The Columbia City Council received the wrong list of jobs a consultant would do for Columbia Water & Light when it voted to spend $450,000 to do it.
Mayor Brian Treece pointed out the discrepancy between the scope of services the council saw at its Jan. 4, 2016 meeting and what the final contract with Black & Veatch provided. The city’s utility department asked for a comprehensive review of its water system, including how it collects, treats and distributes it. The scope of services attached to the agenda also asked to “evaluate rate structures,” and to figure out how to properly charge different customers.
Black & Veatch’s work is central to the Integrated Water Resource Planning group. The commission is considering how much to ask voters approve in bonds to, among other things, expand the city’s water treatment plant. Many options cost around $16 million.
However, the contract the city council approved money for didn’t require the rate structure work. Treece, who was not on the council at the time, said it’s important for a third party to review how much Water & Light is charging, and to ensure businesses and homes pay their fair share.
“Utility bills are just like taxes,” Treece told ABC 17 News. “We all have to pay them. And utility rate increases are like tax increases. A government monopoly utility, like the Water & Light department, should not be determining their own rates. That’s why they bring those rates to council.”
City spokesman Steve Sapp said staff attached an earlier version of the scope of services to the council’s agenda. New safeguards are in place to make sure the correct information gets put on agendas, Sapp said, including more people reviewing what is sent.
“Anytime that we send erroneous information out, it’s not good,” Sapp said. “And we know that. It would be really bad if we did it, you know, intentionally. But we didn’t.”
Governmental agencies create a scope of services to attract companies, like consulting firms or construction, to do various jobs. Once companies send proposals on the work it can do, staff negotiates with them on what the final contract will entail. Sapp said in this case, utility staff felt they needed to figure out which project they were pursuing.
“Then, do that rate study afterwards to see how those options would affect the end users’ rates, whether it’s a commercial account or residential account,” Sapp said.
Treece said he’s heard a few different accounts of why the wrong scope of services were attached to the agenda. The signed contract shows Black & Veatch had signed on in November, two months before the council took a vote. Another explanation was that contract negotiations to lower the price meant sacrificing the rate structure.
“Today, I’m hearing it’s a clerical error,” Treece said. “All of which compounds my frustration that this was misrepresented to city council, and ultimately that undermines not just the city council’s confidence, but the public’s confidence to make sure we’re making the best decisions with the most information available.”
Treece said the issue is important beyond transparency, but also in regards to rate setting. Private utility companies have to have rate adjustments approved by the state Public Service Commission, a process that can take several months. For Water & Light, it only takes a vote of the city council to adjust the rates.
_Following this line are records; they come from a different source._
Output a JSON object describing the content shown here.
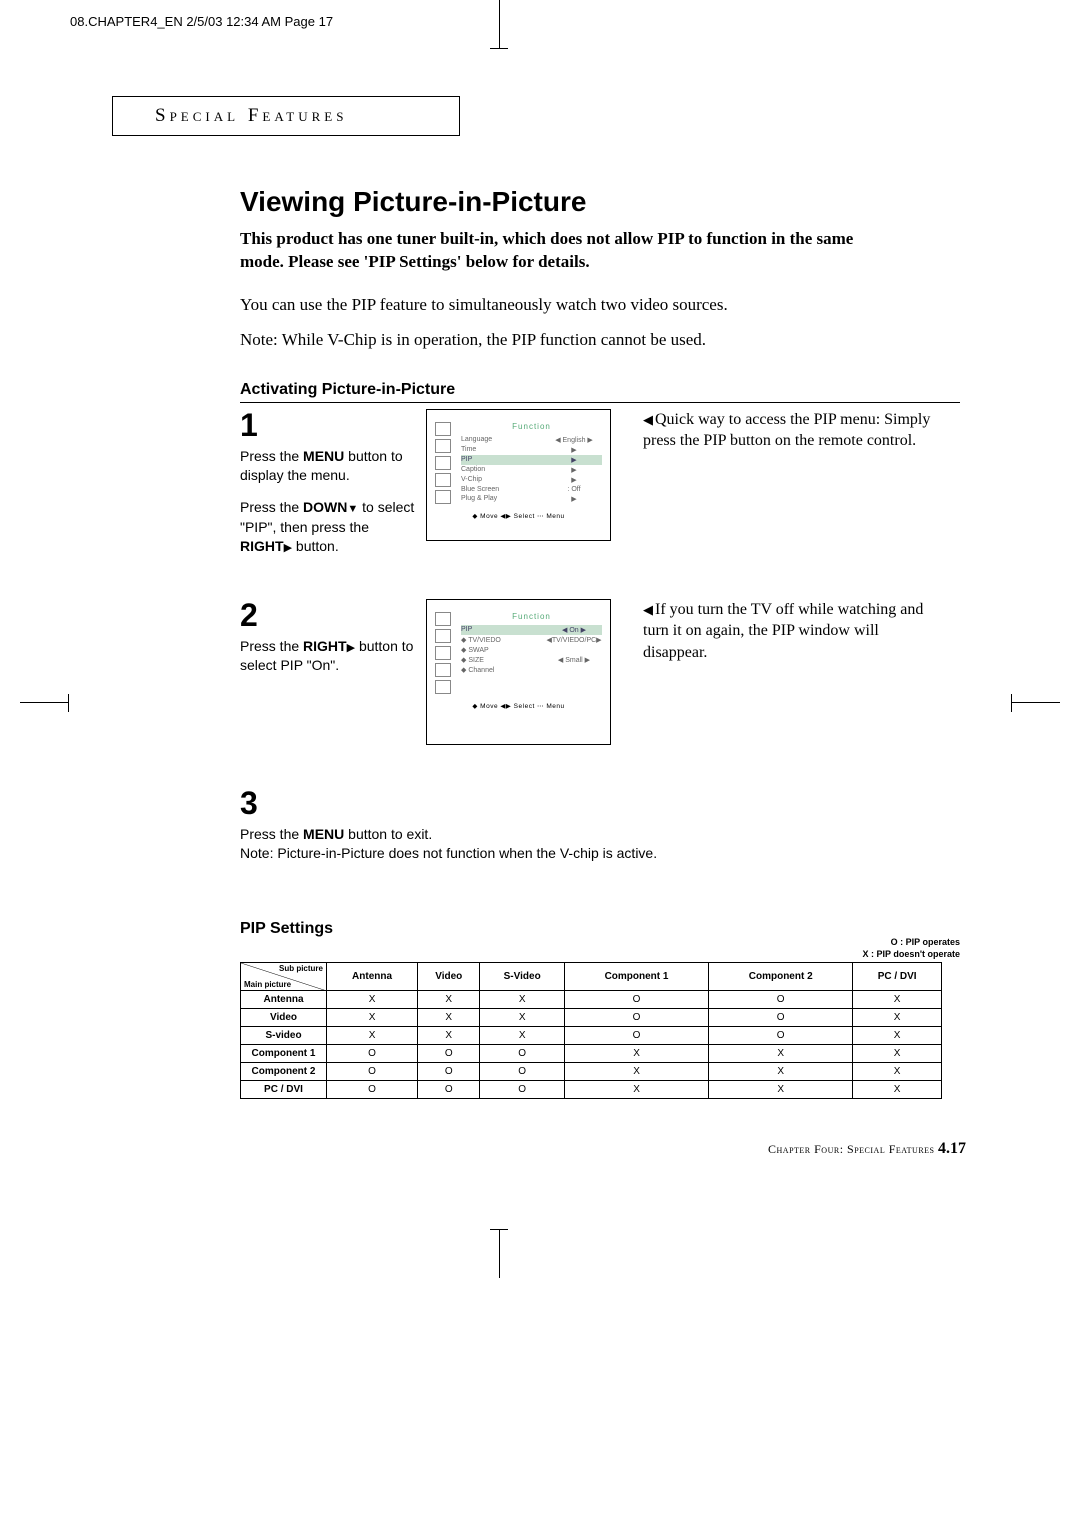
{
  "header": "08.CHAPTER4_EN  2/5/03 12:34 AM  Page 17",
  "sectionLabel": "Special Features",
  "title": "Viewing Picture-in-Picture",
  "intro": "This product has one tuner built-in, which does not allow PIP to function in the same mode. Please see 'PIP Settings' below for details.",
  "body1": "You can use the PIP feature to simultaneously watch two video sources.",
  "body2": "Note:  While V-Chip is in operation, the PIP function cannot be used.",
  "subhead1": "Activating Picture-in-Picture",
  "step1": {
    "num": "1",
    "line1a": "Press the ",
    "line1b": "MENU",
    "line1c": " button to display the menu.",
    "line2a": "Press the ",
    "line2b": "DOWN",
    "line2c": " to select \"PIP\", then press the ",
    "line2d": "RIGHT",
    "line2e": " button.",
    "note": "Quick way to access the PIP menu: Simply press the PIP button on the remote control.",
    "menuTitle": "Function",
    "menu": [
      {
        "l": "Language",
        "r": "◀ English ▶"
      },
      {
        "l": "Time",
        "r": "▶"
      },
      {
        "l": "PIP",
        "r": "▶",
        "sel": true
      },
      {
        "l": "Caption",
        "r": "▶"
      },
      {
        "l": "V-Chip",
        "r": "▶"
      },
      {
        "l": "Blue Screen",
        "r": ": Off"
      },
      {
        "l": "Plug & Play",
        "r": "▶"
      }
    ],
    "footer": "◆ Move   ◀▶ Select   ⋯ Menu"
  },
  "step2": {
    "num": "2",
    "line1a": "Press the ",
    "line1b": "RIGHT",
    "line1c": " button to select PIP \"On\".",
    "note": "If you turn the TV off while watching and turn it on again, the PIP window will disappear.",
    "menuTitle": "Function",
    "menu": [
      {
        "l": "PIP",
        "r": "◀   On   ▶",
        "sel": true
      },
      {
        "l": "◆ TV/VIEDO",
        "r": "◀TV/VIEDO/PC▶"
      },
      {
        "l": "◆ SWAP",
        "r": ""
      },
      {
        "l": "◆ SIZE",
        "r": "◀  Small  ▶"
      },
      {
        "l": "◆ Channel",
        "r": ""
      }
    ],
    "footer": "◆ Move   ◀▶ Select   ⋯ Menu"
  },
  "step3": {
    "num": "3",
    "line1a": "Press the ",
    "line1b": "MENU",
    "line1c": " button to exit.",
    "note": "Note: Picture-in-Picture does not function when the V-chip is active."
  },
  "pipTitle": "PIP Settings",
  "legend": {
    "o": "O :  PIP operates",
    "x": "X :  PIP doesn't operate"
  },
  "chart_data": {
    "type": "table",
    "title": "PIP Settings",
    "corner_top": "Sub picture",
    "corner_bottom": "Main picture",
    "columns": [
      "Antenna",
      "Video",
      "S-Video",
      "Component 1",
      "Component 2",
      "PC / DVI"
    ],
    "rows": [
      "Antenna",
      "Video",
      "S-video",
      "Component 1",
      "Component 2",
      "PC / DVI"
    ],
    "values": [
      [
        "X",
        "X",
        "X",
        "O",
        "O",
        "X"
      ],
      [
        "X",
        "X",
        "X",
        "O",
        "O",
        "X"
      ],
      [
        "X",
        "X",
        "X",
        "O",
        "O",
        "X"
      ],
      [
        "O",
        "O",
        "O",
        "X",
        "X",
        "X"
      ],
      [
        "O",
        "O",
        "O",
        "X",
        "X",
        "X"
      ],
      [
        "O",
        "O",
        "O",
        "X",
        "X",
        "X"
      ]
    ]
  },
  "footer": {
    "pre": "Chapter Four: Special Features ",
    "page": "4.17"
  }
}
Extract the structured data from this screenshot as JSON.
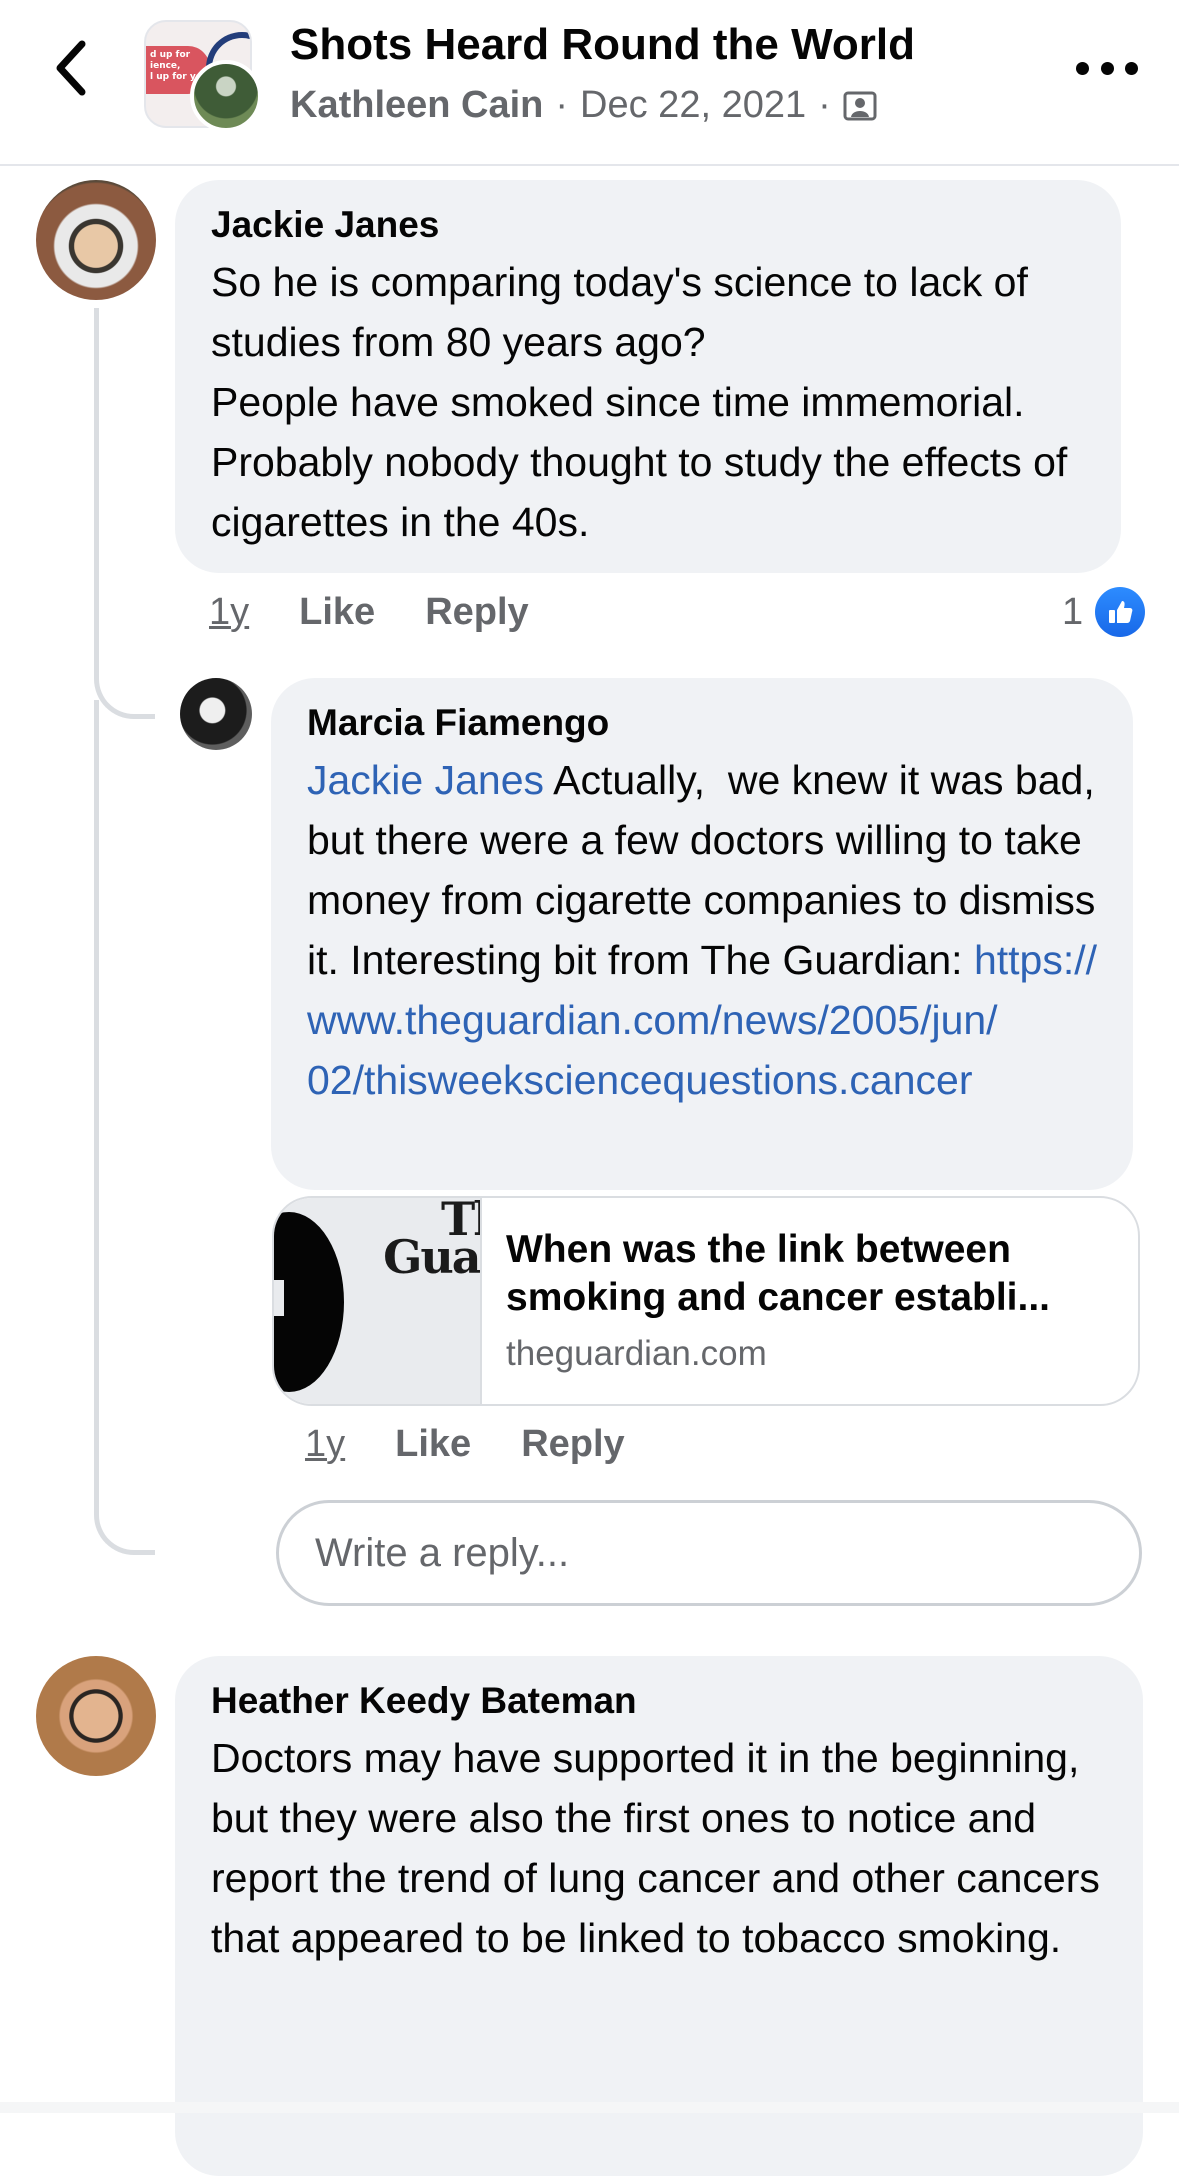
{
  "header": {
    "title": "Shots Heard Round the World",
    "author": "Kathleen Cain",
    "separator": "·",
    "date": "Dec 22, 2021",
    "back_icon": "chevron-left-icon",
    "audience_icon": "members-only-icon",
    "more_icon": "more-horizontal-icon"
  },
  "comments": [
    {
      "name": "Jackie Janes",
      "text": "So he is comparing today's science to lack of studies from 80 years ago?\nPeople have smoked since time immemorial.  Probably nobody thought to study the effects of cigarettes in the 40s.",
      "time": "1y",
      "like_label": "Like",
      "reply_label": "Reply",
      "reaction_count": "1",
      "reaction_icon": "like-icon"
    },
    {
      "name": "Marcia Fiamengo",
      "mention": "Jackie Janes",
      "text": " Actually,  we knew it was bad, but there were a few doctors willing to take money from cigarette companies to dismiss it. Interesting bit from The Guardian: ",
      "link_text": "https://\nwww.theguardian.com/news/2005/jun/\n02/thisweeksciencequestions.cancer",
      "link_preview": {
        "title": "When was the link between smoking and cancer establi...",
        "domain": "theguardian.com",
        "thumb_text": "The\nGuard"
      },
      "time": "1y",
      "like_label": "Like",
      "reply_label": "Reply"
    },
    {
      "name": "Heather Keedy Bateman",
      "text": "Doctors may have supported it in the beginning, but they were also the first ones to notice and report the trend of lung cancer and other cancers that appeared to be linked to tobacco smoking."
    }
  ],
  "reply_input": {
    "placeholder": "Write a reply..."
  },
  "colors": {
    "bubble": "#f0f2f5",
    "link": "#2e63b5",
    "like_blue": "#1877f2",
    "secondary_text": "#65676b"
  }
}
Treece said a review would give them a better idea of who’s paying what, and ensure it’s fairness.
“Before I’m comfortable moving forward on any water bond issue in the future, I need to have that independent rate review, so we know who’s going to be paying higher rates, and whether they’re disproportionately burdened with a utility tax increase,” Treece said.
Water & Light leaders have said a bond issue could be on a ballot in 2018.